Jonathon Porritt, the person who has done more than anyone to promote sustainable development in the UK, has now created a website (http://www.jonathonporritt.com/), and one of the first articles is a response to Guardian columnist George Monbiot on nuclear power. I don’t agree with Jonathon on this, but his article is definitely worth reading.
Encouragingly, Jonathon accepts that there is a legitimate debate to be had about the role of nuclear power. He doesn’t regard being anti-nuclear as a theological tenet of being ‘green’, and states that:
“I’ve always supported the continuation of research into new nuclear technologies. It is indeed conceivable that at some stage in the future new reactor designs could prove to be so superior that we would be mad not to take advantage of such breakthroughs in the supply mix. We should continue to keep that door open.”
Friends of the Earth England and Wales have said the same, supporting research into thorium molten salt reactors (see http://www.cer.org.uk/pdf/pb_thorium_june11.pdf).
But Jonathon opposes the construction of new nuclear power stations using existing nuclear technology, citing cost, incompatability with renewables, the fact that renewables are always better and the availability of CCS as a better bridge technology until we can be 100% reliant on renewables.
Jonathon disagrees with the Committee on Climate Change’s recent conclusion that nuclear is “the most cost-effective” low carbon technology. He highlights the hidden subsidies on nuclear power, including the indirect subsidy which the industry receives in the form of insurance liability, and asserts that:
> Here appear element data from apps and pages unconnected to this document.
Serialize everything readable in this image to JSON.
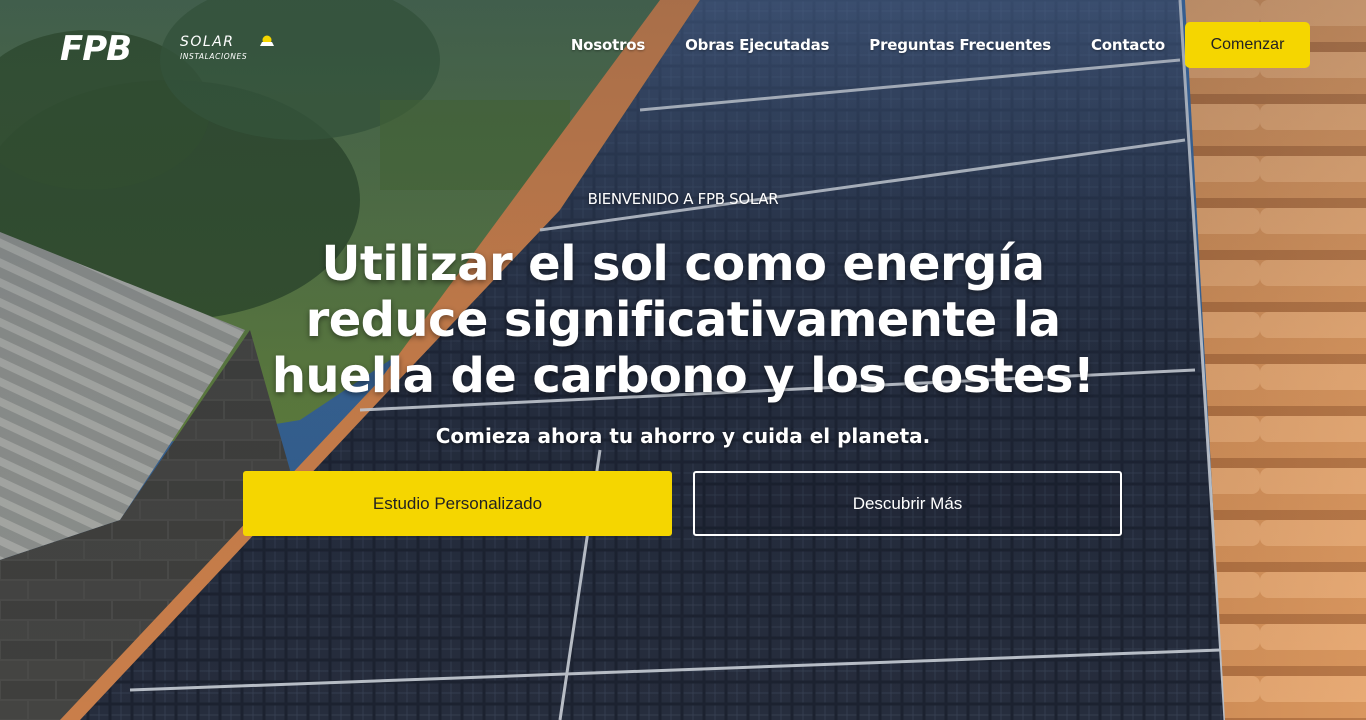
{
  "brand": {
    "logo_letters": "FPB",
    "logo_word": "SOLAR",
    "logo_tag": "INSTALACIONES",
    "logo_icon": "sun-icon"
  },
  "nav": {
    "items": [
      {
        "label": "Nosotros"
      },
      {
        "label": "Obras Ejecutadas"
      },
      {
        "label": "Preguntas Frecuentes"
      },
      {
        "label": "Contacto"
      }
    ],
    "cta_label": "Comenzar"
  },
  "hero": {
    "eyebrow": "BIENVENIDO A FPB SOLAR",
    "headline": "Utilizar el sol como energía reduce significativamente la huella de carbono y los costes!",
    "subhead": "Comieza ahora tu ahorro y cuida el planeta.",
    "primary_button": "Estudio Personalizado",
    "secondary_button": "Descubrir Más"
  },
  "colors": {
    "accent": "#f5d600",
    "text_light": "#ffffff",
    "text_dark": "#222222"
  }
}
“no reactor ever has been, or ever will be, built without massive public subsidy – a point readily conceded by most industry representatives”.
He is right about this. Nuclear power requires subsidy, just as renewables and CCS do. As Ed Miliband said when he was Energy and Climate Change Secretary: “You can have cheap energy, or you can have clean energy. You can’t yet have cheap, clean energy”.
Jonathon accepts the need for CCS as a bridge technology:
“There will need to be some “generating bridge” to get us to that 2050 point. For me, this comes down to a straight choice between your [George Monbiot’s] “least worst option”, namely nuclear, and my “least worst option”, gas plus Carbon Capture and Storage (CCS). Both nuclear and CCS are hugely expensive, and CCS is still unproven at scale. But we’re almost certainly going to need CCS anyway (installed even on biomass plants) given the speed at which greenhouse gases continue to build up in the atmosphere. And at least gas is relatively cheap, relatively easily available, and relatively easy to build. Gas-powered stations built over the next five to ten years could be economically retired from 2035 onwards.”
This is an important argument, and one which Jonathon could usefully make to Green Party leader and MP Caroline Lucas, who opposes both nuclear and CCS. (He is a member of the Green Party, so I’m sure he has.) The reason why I believe both nuclear and CCS are needed as bridges is because – as Jonathon acknowledges – CCS is still not proven at scale. There is no obvious reason why it shouldn’t work. But we won’t be absolutely sure until it has been demonstrated at scale and integrated throughout the process. That won’t happen for the next five years at least, probably longer. So it isn’t sensible, in my view, to put all our eggs in the CCS basket. Nuclear power stations take a long time to construct, so a five year delay in starting construction would mean extra years of burning coal and gas without CCS – which the climate can’t afford.
Jonathon then argues that nuclear power stations have a high financial opportunity cost:
“Nuclear power is the most capital-intensive of all supply options. With estimates ranging from £4 billion to £5.5 billion for a new nuclear reactor, there is a clear risk that other options will be frozen out by this level of capital commitment.”
This is a legitimate concern, and he also points out that some nuclear companies are arguing against rapid renewable expansion. But the countries with the highest installed wind power capacity, China and the US, both have pro-nuclear governments. And France is doing better on renewables than the UK is. So it is possible to support and expand both renewables and nuclear power.
Jonathon then answers a question posed by George Monbiot: are renewables always better?:
“I believe the answer to that question, today, is a clear “yes”.”
Does he really mean “always”? Does he think that biofuels which lead to high carbon emissions than petrol or diesel do are better than electric vehicles powered by nuclear stations? Or that power stations burning energy crops, meaning that forests are cut down to grow the food previously grown where the energy crops are now grown, are better than nuclear power stations? If he does mean this, I can only disagree.